▶ What you are asked to do
All of the records below are to be given again word for word, with the pictures removed.

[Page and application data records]
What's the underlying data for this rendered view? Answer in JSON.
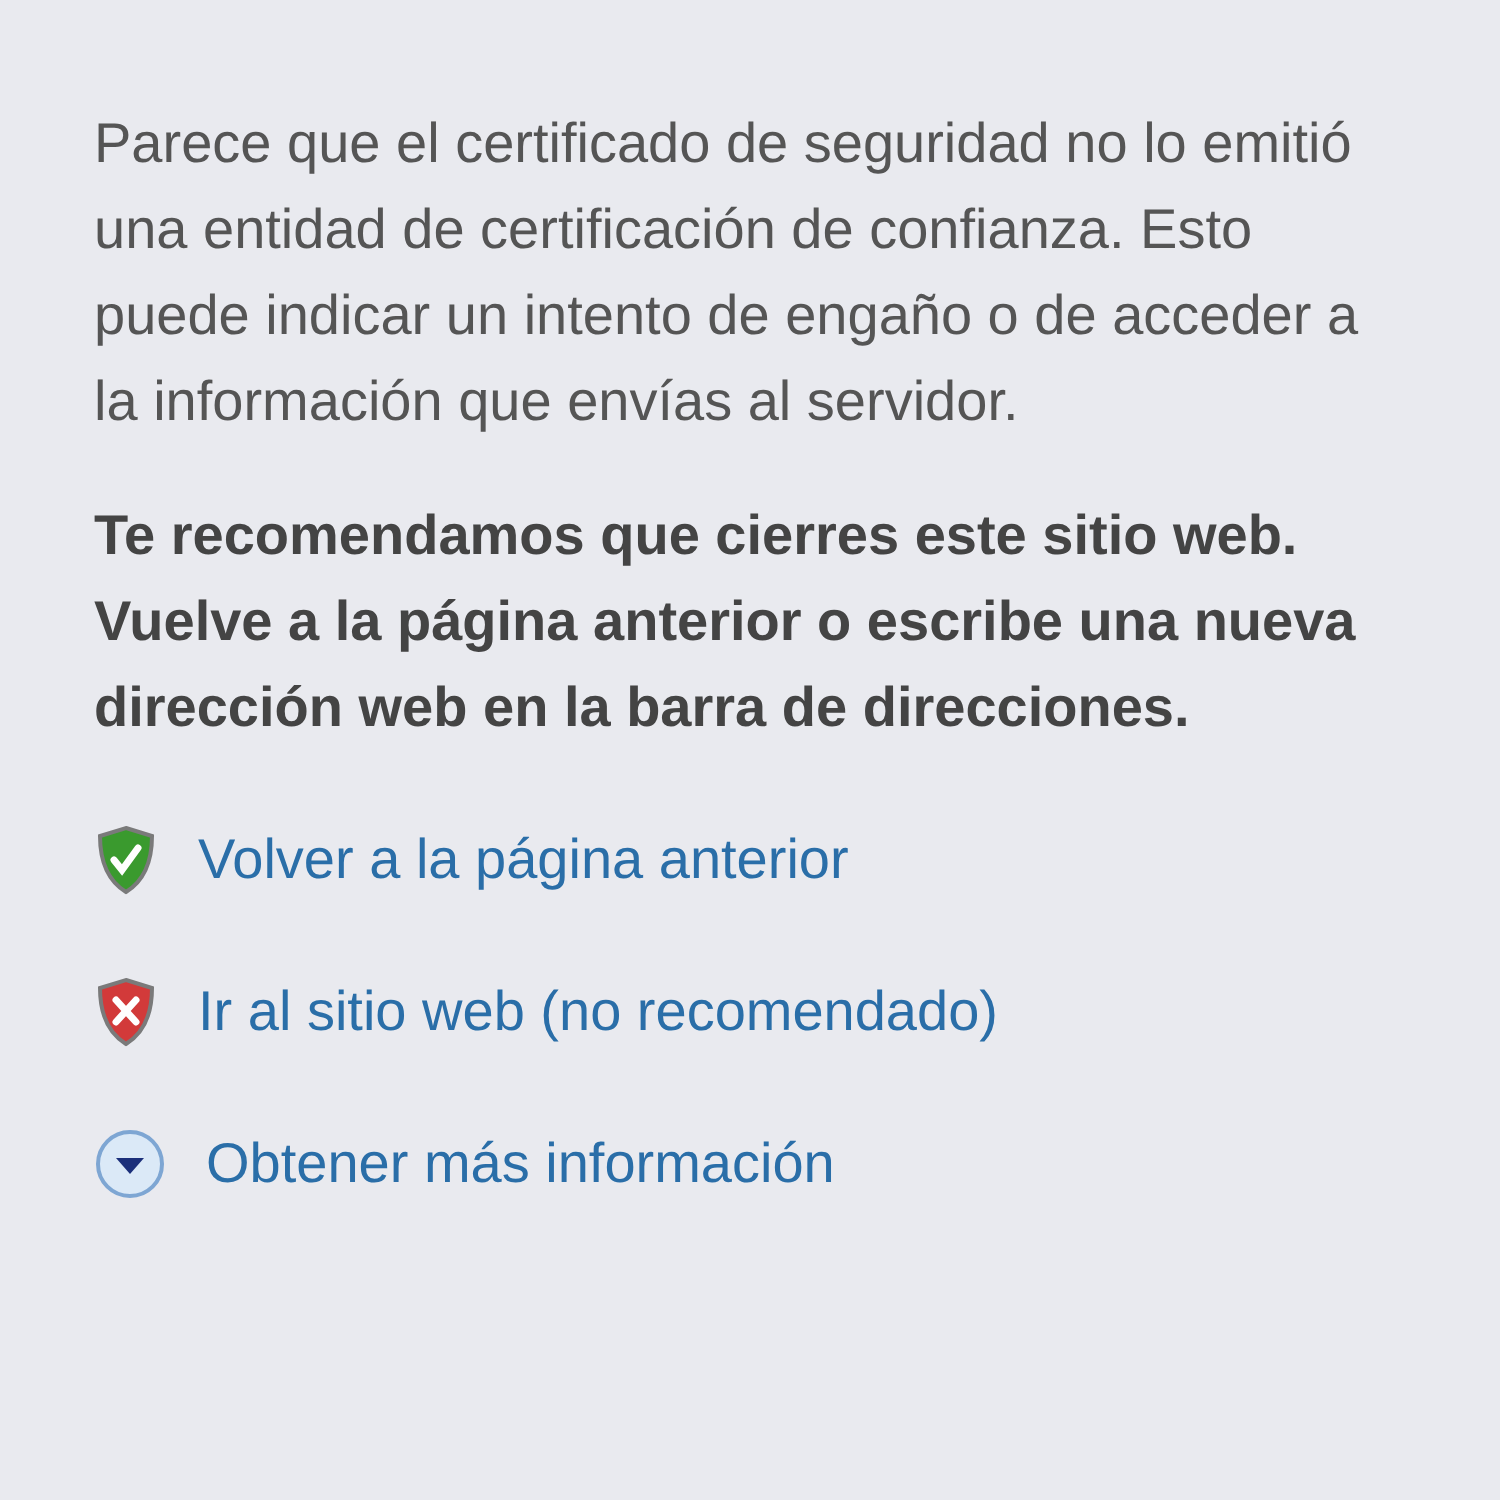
{
  "description": "Parece que el certificado de seguridad no lo emitió una entidad de certificación de confianza. Esto puede indicar un intento de engaño o de acceder a la información que envías al servidor.",
  "recommendation": "Te recomendamos que cierres este sitio web. Vuelve a la página anterior o escribe una nueva dirección web en la barra de direcciones.",
  "links": [
    {
      "kind": "safe",
      "label": "Volver a la página anterior"
    },
    {
      "kind": "unsafe",
      "label": "Ir al sitio web (no recomendado)"
    },
    {
      "kind": "more",
      "label": "Obtener más información"
    }
  ]
}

▶ Expected answer
What's the underlying data for this rendered view? Answer in JSON.
{
  "description": "Parece que el certificado de seguridad no lo emitió una entidad de certificación de confianza. Esto puede indicar un intento de engaño o de acceder a la información que envías al servidor.",
  "recommendation": "Te recomendamos que cierres este sitio web. Vuelve a la página anterior o escribe una nueva dirección web en la barra de direcciones.",
  "links": [
    {
      "kind": "safe",
      "label": "Volver a la página anterior"
    },
    {
      "kind": "unsafe",
      "label": "Ir al sitio web (no recomendado)"
    },
    {
      "kind": "more",
      "label": "Obtener más información"
    }
  ]
}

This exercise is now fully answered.